WHAT NEEDS TO BE DONE: Find the lines holding the string "glyph" in the data, then copy all of them.

[Website and app data records]
########################################
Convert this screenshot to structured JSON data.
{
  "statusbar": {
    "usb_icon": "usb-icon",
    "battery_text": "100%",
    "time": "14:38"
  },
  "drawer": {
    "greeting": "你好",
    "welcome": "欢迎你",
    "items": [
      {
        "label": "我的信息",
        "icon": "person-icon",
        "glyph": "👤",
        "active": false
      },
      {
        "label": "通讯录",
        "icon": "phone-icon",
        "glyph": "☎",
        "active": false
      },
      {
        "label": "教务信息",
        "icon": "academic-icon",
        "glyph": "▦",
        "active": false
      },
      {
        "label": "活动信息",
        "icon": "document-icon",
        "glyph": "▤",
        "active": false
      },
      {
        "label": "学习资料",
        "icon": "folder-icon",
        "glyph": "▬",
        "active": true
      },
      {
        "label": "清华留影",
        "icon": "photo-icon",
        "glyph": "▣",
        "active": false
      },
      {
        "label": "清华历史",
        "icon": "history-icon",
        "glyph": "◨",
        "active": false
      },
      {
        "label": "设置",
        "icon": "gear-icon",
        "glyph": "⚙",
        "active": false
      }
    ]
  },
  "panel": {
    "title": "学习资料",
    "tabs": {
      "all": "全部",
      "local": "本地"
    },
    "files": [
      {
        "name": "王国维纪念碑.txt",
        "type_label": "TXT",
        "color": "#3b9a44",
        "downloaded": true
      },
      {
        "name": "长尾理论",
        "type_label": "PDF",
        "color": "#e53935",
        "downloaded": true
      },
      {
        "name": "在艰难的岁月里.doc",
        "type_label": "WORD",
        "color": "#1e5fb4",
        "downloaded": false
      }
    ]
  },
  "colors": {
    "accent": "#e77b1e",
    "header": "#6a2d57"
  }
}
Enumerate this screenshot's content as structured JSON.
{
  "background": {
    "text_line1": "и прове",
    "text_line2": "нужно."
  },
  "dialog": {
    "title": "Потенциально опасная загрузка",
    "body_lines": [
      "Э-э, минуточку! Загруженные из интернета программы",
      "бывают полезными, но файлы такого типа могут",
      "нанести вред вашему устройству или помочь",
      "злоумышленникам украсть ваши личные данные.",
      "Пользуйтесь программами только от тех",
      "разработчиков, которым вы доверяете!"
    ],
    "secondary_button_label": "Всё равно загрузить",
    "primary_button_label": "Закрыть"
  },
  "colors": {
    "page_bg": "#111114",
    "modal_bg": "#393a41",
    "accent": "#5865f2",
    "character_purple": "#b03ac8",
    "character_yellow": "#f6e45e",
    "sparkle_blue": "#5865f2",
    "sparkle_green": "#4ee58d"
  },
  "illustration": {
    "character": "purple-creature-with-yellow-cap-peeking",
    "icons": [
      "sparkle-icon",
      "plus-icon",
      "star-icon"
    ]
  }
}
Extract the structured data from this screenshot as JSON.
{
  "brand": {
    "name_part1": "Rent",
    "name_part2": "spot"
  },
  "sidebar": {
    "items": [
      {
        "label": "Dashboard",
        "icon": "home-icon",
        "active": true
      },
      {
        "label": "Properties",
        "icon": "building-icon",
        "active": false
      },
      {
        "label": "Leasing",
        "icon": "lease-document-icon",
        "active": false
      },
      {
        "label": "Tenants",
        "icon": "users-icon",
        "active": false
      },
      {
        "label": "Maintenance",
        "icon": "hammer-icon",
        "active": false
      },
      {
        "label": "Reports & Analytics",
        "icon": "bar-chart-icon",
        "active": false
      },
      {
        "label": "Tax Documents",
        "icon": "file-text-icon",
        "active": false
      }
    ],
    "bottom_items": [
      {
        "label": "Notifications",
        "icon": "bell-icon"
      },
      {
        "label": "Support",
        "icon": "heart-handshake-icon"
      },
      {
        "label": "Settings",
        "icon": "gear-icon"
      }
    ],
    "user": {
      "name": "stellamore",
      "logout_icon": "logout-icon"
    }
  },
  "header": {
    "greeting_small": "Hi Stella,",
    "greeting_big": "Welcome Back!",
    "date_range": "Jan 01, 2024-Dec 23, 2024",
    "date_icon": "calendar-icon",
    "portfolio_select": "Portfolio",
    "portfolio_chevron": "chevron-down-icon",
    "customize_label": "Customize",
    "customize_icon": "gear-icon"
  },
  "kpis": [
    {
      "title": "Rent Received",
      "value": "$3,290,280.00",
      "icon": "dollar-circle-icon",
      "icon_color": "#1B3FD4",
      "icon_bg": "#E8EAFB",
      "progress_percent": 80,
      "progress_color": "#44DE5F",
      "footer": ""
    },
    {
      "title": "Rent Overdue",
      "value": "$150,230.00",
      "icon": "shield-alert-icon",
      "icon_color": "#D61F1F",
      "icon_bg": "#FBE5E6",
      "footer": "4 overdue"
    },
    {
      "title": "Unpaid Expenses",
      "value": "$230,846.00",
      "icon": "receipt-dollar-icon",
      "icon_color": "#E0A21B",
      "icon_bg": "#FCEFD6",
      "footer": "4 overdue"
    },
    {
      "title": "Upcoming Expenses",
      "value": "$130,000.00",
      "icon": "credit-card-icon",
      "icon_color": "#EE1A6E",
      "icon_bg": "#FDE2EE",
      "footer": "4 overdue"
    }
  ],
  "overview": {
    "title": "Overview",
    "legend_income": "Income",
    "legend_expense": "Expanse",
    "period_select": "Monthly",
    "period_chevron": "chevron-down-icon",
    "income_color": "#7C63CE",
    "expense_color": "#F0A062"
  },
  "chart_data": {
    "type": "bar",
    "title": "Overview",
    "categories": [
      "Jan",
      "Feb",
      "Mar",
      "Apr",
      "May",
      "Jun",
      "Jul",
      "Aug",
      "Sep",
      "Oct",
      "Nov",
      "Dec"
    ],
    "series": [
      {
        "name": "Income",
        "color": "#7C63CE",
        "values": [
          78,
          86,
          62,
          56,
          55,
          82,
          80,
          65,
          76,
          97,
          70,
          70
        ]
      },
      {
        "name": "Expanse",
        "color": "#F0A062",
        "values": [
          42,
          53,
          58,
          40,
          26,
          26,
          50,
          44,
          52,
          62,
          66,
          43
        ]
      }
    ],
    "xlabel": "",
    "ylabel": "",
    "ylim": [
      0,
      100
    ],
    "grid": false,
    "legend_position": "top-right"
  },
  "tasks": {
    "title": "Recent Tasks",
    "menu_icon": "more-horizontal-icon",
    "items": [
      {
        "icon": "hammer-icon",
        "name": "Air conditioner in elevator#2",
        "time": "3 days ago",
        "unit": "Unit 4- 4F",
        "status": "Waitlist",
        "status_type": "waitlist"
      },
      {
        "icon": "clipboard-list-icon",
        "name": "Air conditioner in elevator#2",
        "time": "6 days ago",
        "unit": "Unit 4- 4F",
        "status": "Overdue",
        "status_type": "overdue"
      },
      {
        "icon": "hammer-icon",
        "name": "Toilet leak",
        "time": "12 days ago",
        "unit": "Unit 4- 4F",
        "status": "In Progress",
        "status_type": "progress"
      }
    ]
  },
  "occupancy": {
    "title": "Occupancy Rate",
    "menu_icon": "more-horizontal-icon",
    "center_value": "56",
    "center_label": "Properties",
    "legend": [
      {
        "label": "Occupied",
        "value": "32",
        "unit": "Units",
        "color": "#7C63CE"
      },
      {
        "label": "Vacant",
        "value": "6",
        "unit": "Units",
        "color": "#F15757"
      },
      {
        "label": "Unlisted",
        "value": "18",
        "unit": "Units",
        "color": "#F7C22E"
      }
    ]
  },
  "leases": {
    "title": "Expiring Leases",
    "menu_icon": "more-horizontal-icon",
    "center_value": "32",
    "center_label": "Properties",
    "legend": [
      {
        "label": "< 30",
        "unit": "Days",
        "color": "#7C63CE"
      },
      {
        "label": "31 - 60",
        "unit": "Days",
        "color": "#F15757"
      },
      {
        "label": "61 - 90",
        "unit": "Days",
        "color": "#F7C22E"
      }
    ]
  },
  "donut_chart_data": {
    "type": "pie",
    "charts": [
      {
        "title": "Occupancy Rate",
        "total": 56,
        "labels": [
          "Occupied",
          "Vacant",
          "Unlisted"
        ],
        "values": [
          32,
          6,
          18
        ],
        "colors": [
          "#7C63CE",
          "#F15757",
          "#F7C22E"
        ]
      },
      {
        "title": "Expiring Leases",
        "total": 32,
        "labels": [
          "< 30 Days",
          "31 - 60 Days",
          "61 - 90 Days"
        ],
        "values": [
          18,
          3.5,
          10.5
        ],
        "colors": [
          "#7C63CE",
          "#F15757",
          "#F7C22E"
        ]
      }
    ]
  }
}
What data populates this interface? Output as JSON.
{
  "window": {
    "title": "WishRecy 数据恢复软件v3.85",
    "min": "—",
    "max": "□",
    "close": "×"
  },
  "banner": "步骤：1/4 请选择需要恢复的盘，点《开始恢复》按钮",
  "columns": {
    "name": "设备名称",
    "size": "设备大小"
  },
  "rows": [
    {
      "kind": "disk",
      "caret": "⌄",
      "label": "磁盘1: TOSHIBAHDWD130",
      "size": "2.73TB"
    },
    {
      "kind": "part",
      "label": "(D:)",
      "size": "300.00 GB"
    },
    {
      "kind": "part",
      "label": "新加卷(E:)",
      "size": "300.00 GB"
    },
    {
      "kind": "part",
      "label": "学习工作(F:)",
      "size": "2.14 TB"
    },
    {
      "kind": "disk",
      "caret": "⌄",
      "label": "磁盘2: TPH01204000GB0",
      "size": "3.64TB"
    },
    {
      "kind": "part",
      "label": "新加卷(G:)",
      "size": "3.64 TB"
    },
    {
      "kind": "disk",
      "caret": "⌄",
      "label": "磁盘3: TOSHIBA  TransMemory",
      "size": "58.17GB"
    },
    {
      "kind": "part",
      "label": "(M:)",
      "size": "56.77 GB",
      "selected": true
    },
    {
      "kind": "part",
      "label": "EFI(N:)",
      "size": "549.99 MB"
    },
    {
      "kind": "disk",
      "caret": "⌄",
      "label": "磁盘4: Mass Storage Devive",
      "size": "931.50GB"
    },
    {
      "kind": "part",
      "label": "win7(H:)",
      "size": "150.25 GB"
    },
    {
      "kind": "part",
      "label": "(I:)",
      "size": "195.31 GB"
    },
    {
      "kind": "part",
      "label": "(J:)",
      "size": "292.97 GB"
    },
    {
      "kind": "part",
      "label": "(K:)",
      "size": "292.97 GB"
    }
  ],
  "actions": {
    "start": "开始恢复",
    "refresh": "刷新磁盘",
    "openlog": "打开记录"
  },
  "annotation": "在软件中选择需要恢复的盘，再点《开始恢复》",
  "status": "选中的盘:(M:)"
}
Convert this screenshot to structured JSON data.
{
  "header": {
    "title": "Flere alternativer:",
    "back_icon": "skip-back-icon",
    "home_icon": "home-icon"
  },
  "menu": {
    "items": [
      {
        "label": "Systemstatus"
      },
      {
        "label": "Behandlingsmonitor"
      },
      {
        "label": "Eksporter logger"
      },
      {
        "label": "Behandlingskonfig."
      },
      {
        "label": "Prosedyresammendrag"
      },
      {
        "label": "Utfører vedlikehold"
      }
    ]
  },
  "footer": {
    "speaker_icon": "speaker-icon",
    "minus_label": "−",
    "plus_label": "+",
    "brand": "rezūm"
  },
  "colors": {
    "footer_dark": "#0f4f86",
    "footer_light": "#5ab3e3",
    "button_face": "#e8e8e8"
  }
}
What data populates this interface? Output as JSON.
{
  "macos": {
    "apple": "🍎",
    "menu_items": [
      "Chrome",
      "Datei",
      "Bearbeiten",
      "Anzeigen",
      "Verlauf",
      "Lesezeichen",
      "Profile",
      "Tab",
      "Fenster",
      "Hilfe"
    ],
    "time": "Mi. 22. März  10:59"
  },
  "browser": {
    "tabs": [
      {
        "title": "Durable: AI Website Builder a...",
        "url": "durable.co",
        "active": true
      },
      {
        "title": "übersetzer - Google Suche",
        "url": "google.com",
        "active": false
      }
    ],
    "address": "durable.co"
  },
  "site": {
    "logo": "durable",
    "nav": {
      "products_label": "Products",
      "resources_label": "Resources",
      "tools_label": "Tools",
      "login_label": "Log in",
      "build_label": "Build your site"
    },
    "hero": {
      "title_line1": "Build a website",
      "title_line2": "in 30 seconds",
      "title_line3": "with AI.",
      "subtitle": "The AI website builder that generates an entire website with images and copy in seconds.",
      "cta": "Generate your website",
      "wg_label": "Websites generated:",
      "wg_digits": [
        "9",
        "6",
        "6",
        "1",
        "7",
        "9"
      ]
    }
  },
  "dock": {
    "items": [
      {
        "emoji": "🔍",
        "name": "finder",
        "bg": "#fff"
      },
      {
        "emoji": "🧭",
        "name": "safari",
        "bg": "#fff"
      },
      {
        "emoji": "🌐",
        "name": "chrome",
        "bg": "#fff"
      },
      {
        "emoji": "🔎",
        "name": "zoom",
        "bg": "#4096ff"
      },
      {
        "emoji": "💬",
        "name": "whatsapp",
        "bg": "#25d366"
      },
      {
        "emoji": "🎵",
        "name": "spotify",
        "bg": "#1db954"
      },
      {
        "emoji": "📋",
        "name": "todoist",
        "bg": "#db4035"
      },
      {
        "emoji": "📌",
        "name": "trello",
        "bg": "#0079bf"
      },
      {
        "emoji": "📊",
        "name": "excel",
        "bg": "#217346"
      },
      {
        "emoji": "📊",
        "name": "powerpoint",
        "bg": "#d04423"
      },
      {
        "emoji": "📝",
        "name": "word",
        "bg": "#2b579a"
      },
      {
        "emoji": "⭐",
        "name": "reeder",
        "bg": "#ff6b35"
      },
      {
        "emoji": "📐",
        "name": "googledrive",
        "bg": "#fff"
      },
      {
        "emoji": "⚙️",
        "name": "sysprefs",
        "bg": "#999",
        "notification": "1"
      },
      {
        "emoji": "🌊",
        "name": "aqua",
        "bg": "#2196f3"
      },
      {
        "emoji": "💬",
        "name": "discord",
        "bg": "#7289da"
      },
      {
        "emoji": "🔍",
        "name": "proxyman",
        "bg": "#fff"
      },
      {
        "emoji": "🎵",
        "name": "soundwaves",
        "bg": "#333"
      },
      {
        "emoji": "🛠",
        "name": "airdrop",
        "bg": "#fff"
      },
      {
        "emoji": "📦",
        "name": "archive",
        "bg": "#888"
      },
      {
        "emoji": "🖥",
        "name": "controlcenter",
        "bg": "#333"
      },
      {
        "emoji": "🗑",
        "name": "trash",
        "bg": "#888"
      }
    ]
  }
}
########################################
SOLUTION FOR THIS EXERCISE:
        "glyph": "👤",
        "glyph": "☎",
        "glyph": "▦",
        "glyph": "▤",
        "glyph": "▬",
        "glyph": "▣",
        "glyph": "◨",
        "glyph": "⚙",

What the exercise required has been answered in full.